I’ve been delving into the history and provenance of Vinings for a couple of years +. Three generations of my family, and their friends, left traces of place in my memory and provided clues to unraveling a true sense of a Vinings myth. Most of which, has been shared with the community in talks, blogs, pictures, and the book “Vinings Revisted”, published in 2008.
There are still some remnant mysteries about, and some oversighted preservations which should be attentioned, remaining. The designations and perpetuity of the Pace and Black community cemeteries for one. They represent the origin, soul, and art of Vinings, and should be appropriately recognized and preserved.
There is also a tendency to voice incorrect historical context, which “sounds” better than factual evidences, but if required to garner financial contribution – so be it. Sometimes the fish has to be at least so long to make it a story. The history of Vinings, Ga is deep enough for both the pureist and the echoist to co-exist.
The crown jewels of historic research were determining the individual for who Vinings is named (William H. Vining), and spending real-time story exchanges with the likes of Margaret George, Norman Robinson, and Roy Brawell – elder original residents of the area from the early 1900’s. The Robinson family going as far back as the 1840’s, and the building of the railroad.
I was happy to make my contribution to documenting Vinings, as a richer, deeper characterized myth – non-gratis.
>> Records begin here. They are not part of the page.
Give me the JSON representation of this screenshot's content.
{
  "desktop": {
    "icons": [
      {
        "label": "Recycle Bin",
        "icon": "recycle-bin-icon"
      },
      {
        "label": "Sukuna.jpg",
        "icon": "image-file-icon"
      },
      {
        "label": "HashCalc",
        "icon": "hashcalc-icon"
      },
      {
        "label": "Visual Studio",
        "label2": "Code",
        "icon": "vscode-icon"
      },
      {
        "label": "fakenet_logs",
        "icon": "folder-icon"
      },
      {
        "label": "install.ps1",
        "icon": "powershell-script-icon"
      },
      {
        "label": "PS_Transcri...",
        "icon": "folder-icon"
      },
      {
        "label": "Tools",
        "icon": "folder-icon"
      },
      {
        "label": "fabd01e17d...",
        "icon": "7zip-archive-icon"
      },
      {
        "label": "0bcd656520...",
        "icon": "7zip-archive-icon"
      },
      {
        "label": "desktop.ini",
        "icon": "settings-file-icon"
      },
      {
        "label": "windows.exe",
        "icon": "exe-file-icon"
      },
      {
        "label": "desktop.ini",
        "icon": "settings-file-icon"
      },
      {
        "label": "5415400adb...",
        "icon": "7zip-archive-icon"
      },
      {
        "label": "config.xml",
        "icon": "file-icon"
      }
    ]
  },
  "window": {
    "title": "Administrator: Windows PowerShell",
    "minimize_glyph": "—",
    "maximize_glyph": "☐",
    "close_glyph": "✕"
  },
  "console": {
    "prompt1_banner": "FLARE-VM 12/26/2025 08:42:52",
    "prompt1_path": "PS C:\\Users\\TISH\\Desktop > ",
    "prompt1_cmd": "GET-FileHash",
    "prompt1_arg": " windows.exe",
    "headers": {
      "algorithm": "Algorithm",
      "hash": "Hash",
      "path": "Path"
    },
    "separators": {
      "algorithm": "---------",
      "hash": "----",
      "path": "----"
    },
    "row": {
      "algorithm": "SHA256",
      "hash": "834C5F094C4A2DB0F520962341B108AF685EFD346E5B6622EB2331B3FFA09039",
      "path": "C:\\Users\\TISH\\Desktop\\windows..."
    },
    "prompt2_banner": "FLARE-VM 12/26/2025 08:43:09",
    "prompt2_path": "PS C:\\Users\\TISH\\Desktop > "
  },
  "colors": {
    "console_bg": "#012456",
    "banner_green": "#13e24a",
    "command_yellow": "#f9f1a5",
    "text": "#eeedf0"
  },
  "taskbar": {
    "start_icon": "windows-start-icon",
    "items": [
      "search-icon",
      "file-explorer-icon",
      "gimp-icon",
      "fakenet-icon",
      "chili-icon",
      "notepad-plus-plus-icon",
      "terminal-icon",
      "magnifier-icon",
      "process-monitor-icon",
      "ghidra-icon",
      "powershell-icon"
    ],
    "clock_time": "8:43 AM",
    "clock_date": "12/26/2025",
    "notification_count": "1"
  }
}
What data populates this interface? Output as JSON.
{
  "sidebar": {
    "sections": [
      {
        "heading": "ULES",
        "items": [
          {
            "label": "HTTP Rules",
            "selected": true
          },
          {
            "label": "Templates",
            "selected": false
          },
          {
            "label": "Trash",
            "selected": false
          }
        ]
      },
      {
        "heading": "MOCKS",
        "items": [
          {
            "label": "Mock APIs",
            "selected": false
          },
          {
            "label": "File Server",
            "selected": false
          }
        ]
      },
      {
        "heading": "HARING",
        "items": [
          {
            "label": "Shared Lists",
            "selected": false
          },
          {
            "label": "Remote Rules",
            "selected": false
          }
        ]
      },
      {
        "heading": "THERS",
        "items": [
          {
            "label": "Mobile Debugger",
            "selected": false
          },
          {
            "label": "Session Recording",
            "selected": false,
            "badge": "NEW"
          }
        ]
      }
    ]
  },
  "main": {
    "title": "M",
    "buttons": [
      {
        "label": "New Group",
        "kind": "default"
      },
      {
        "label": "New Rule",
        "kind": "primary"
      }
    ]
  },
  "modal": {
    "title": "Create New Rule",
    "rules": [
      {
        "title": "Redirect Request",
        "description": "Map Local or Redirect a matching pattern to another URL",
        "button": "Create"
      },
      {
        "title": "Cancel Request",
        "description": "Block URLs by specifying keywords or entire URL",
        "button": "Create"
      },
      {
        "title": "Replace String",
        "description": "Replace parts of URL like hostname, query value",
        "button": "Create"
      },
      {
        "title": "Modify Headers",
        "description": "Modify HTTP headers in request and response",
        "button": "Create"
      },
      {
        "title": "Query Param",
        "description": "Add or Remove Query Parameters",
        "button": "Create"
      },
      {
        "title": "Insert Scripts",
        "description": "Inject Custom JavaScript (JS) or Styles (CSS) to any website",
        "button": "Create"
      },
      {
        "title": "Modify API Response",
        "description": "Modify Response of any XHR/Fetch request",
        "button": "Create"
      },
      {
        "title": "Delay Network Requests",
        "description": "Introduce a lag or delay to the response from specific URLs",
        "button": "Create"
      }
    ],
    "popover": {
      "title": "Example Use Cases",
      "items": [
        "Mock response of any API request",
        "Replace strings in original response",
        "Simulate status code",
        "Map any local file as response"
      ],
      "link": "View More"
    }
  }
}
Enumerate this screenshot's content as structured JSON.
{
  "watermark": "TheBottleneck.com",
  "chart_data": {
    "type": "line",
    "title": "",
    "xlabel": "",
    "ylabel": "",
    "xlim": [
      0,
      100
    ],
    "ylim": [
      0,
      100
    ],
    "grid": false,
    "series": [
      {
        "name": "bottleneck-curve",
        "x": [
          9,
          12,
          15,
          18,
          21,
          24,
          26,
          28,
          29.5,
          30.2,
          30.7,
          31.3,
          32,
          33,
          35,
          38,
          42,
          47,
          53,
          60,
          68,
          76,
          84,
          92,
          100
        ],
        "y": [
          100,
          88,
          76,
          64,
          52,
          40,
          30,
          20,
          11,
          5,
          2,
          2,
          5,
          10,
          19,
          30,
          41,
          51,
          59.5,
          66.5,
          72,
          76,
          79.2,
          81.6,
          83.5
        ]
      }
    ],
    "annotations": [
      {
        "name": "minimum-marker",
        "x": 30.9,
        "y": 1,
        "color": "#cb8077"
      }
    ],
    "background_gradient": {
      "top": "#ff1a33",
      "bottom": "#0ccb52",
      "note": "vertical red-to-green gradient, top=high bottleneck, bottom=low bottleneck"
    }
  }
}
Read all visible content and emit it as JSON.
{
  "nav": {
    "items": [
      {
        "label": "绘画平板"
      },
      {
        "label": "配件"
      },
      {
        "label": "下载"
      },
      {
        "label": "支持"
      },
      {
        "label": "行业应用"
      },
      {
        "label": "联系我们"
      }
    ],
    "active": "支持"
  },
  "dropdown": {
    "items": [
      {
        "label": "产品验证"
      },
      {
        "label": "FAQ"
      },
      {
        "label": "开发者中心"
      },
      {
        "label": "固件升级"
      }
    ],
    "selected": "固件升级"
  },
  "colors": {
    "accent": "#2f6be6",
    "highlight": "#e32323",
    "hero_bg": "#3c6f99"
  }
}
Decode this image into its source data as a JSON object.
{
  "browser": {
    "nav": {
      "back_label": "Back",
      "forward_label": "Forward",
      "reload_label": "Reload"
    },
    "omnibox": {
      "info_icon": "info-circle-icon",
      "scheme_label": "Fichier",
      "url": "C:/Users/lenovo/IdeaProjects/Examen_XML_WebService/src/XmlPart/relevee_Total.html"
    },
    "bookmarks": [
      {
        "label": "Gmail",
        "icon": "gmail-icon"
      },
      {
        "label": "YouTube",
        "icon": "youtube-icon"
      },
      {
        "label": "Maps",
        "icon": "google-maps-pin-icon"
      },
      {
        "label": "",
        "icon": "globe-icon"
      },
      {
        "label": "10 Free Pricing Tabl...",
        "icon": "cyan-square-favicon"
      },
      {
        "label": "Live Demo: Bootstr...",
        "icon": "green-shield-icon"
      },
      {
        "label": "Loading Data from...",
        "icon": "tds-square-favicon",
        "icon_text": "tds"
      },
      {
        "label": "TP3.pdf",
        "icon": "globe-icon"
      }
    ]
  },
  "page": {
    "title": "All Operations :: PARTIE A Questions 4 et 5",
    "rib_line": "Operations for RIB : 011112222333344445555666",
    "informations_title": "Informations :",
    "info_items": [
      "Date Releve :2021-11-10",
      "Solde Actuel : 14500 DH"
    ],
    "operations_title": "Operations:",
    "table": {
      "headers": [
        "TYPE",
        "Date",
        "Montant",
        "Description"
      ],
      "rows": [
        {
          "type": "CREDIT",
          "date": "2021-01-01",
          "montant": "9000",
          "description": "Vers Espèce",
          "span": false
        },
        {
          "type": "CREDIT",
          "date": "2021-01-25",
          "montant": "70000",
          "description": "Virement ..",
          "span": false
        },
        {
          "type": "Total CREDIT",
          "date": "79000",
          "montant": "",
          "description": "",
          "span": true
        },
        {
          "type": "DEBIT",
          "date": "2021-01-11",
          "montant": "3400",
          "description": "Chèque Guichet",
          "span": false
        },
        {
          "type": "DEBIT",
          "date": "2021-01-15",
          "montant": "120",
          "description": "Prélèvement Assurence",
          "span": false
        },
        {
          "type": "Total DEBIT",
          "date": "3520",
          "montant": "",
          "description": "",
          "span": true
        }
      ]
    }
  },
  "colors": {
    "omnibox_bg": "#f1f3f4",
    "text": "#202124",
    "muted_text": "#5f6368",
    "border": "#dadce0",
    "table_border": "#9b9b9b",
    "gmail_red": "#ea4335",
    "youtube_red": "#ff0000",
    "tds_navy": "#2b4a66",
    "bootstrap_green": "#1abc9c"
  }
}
However, as must be, this is not and infinite and lineal process, and is being concluded.
My thanks to many others who have contributed, and to Gillian Greer at the Vinings Historical Preservation Society, for promoting the forum of public historical disclosure.
Anthony Doyle (March 10)